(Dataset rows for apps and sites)
##############################
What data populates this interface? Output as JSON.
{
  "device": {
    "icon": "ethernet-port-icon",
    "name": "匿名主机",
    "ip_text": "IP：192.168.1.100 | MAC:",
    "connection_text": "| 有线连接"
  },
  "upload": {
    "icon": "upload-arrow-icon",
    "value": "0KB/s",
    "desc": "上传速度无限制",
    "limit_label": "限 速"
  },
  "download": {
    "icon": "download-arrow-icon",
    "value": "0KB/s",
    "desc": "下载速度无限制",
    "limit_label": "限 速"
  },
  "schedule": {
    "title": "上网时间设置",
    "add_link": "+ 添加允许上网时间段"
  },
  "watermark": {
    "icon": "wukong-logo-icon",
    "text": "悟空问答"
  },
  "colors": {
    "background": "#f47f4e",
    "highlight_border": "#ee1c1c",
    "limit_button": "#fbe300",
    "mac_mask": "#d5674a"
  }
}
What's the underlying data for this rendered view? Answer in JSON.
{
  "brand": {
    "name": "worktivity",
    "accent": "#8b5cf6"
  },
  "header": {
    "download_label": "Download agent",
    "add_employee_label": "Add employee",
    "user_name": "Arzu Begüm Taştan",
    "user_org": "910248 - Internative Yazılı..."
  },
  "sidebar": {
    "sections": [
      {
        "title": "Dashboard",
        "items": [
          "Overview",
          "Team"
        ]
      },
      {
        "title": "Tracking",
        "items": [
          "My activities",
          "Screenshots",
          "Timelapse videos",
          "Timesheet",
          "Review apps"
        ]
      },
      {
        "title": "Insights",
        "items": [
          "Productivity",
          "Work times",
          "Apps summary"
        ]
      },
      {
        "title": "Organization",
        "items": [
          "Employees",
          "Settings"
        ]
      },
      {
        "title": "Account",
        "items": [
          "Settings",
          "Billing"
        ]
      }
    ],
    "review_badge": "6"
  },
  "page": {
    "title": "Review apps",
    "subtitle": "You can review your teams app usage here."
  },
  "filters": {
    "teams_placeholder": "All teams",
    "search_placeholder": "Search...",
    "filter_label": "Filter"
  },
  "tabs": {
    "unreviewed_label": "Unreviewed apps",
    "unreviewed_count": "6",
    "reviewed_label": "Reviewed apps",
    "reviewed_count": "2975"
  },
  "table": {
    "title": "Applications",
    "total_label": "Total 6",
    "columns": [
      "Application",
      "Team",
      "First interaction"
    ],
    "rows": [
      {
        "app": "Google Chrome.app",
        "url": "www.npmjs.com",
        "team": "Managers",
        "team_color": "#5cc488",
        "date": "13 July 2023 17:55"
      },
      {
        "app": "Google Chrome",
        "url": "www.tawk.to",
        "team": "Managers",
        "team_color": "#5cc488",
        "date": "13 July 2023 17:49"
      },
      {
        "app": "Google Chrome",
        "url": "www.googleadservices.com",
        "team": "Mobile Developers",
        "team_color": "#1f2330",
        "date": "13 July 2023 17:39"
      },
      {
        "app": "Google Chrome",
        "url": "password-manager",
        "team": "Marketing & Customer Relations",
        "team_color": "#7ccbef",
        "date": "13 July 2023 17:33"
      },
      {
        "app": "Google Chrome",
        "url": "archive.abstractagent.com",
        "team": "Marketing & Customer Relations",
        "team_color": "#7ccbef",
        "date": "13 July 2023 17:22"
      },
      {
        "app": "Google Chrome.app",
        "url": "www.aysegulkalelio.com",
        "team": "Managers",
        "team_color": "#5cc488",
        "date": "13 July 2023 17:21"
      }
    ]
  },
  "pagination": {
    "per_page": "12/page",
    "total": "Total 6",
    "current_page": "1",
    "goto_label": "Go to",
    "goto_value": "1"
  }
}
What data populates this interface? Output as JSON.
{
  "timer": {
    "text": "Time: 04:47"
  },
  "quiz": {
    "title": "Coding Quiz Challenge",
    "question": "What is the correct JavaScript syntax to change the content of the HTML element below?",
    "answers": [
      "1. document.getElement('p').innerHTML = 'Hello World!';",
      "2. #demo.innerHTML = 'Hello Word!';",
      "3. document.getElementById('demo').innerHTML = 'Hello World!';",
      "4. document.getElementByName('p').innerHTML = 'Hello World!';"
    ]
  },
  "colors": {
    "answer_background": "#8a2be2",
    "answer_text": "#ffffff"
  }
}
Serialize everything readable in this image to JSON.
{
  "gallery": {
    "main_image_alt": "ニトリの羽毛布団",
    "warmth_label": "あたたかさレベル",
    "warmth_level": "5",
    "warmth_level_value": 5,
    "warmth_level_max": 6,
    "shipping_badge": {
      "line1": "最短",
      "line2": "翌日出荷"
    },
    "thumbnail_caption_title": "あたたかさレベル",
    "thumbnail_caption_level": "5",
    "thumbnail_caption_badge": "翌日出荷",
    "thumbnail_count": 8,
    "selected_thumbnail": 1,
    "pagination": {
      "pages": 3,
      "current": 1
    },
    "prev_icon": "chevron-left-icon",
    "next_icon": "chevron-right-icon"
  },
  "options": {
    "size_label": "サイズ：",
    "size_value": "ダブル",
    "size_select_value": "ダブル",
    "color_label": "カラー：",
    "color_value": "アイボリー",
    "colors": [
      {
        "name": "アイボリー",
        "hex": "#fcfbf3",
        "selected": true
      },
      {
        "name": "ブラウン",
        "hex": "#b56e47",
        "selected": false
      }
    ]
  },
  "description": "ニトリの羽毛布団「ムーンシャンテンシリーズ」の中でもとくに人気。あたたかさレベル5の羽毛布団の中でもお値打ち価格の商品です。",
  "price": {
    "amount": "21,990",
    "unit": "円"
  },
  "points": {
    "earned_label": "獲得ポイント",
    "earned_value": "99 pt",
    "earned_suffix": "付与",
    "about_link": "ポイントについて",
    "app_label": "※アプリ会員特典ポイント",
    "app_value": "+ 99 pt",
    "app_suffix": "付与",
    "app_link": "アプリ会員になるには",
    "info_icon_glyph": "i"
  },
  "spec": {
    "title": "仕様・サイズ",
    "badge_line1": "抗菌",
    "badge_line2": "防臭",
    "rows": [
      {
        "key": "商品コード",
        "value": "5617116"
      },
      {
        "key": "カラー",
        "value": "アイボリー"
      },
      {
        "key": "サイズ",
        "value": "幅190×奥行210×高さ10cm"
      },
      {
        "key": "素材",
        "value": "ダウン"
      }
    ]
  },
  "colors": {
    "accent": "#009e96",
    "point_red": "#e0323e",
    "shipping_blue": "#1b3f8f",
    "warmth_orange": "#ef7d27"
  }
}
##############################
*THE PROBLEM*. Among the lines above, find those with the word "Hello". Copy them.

*SOLUTION BELOW*.
      "1. document.getElement('p').innerHTML = 'Hello World!';",
      "2. #demo.innerHTML = 'Hello Word!';",
      "3. document.getElementById('demo').innerHTML = 'Hello World!';",
      "4. document.getElementByName('p').innerHTML = 'Hello World!';"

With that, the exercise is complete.